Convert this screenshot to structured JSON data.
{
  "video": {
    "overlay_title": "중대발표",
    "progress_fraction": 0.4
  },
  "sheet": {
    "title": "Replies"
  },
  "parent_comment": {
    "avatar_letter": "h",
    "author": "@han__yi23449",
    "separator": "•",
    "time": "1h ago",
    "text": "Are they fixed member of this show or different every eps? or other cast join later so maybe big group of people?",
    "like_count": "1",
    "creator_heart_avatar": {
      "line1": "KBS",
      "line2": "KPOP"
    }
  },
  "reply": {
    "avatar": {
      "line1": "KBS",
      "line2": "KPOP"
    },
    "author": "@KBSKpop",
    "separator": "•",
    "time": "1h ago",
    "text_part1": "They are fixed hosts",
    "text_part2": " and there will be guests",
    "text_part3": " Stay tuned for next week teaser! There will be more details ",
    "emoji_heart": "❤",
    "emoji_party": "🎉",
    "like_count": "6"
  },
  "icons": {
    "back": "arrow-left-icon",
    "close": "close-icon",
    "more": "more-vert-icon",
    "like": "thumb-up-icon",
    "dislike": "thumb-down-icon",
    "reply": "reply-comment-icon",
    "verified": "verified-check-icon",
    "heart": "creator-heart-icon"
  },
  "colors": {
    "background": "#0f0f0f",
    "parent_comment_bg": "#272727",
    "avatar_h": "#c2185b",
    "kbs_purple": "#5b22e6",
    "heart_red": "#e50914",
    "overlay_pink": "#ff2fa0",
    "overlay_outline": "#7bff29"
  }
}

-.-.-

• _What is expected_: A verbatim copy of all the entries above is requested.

• _Task result_:
Convert this screenshot to structured JSON data.
{
  "video": {
    "overlay_title": "중대발표",
    "progress_fraction": 0.4
  },
  "sheet": {
    "title": "Replies"
  },
  "parent_comment": {
    "avatar_letter": "h",
    "author": "@han__yi23449",
    "separator": "•",
    "time": "1h ago",
    "text": "Are they fixed member of this show or different every eps? or other cast join later so maybe big group of people?",
    "like_count": "1",
    "creator_heart_avatar": {
      "line1": "KBS",
      "line2": "KPOP"
    }
  },
  "reply": {
    "avatar": {
      "line1": "KBS",
      "line2": "KPOP"
    },
    "author": "@KBSKpop",
    "separator": "•",
    "time": "1h ago",
    "text_part1": "They are fixed hosts",
    "text_part2": " and there will be guests",
    "text_part3": " Stay tuned for next week teaser! There will be more details ",
    "emoji_heart": "❤",
    "emoji_party": "🎉",
    "like_count": "6"
  },
  "icons": {
    "back": "arrow-left-icon",
    "close": "close-icon",
    "more": "more-vert-icon",
    "like": "thumb-up-icon",
    "dislike": "thumb-down-icon",
    "reply": "reply-comment-icon",
    "verified": "verified-check-icon",
    "heart": "creator-heart-icon"
  },
  "colors": {
    "background": "#0f0f0f",
    "parent_comment_bg": "#272727",
    "avatar_h": "#c2185b",
    "kbs_purple": "#5b22e6",
    "heart_red": "#e50914",
    "overlay_pink": "#ff2fa0",
    "overlay_outline": "#7bff29"
  }
}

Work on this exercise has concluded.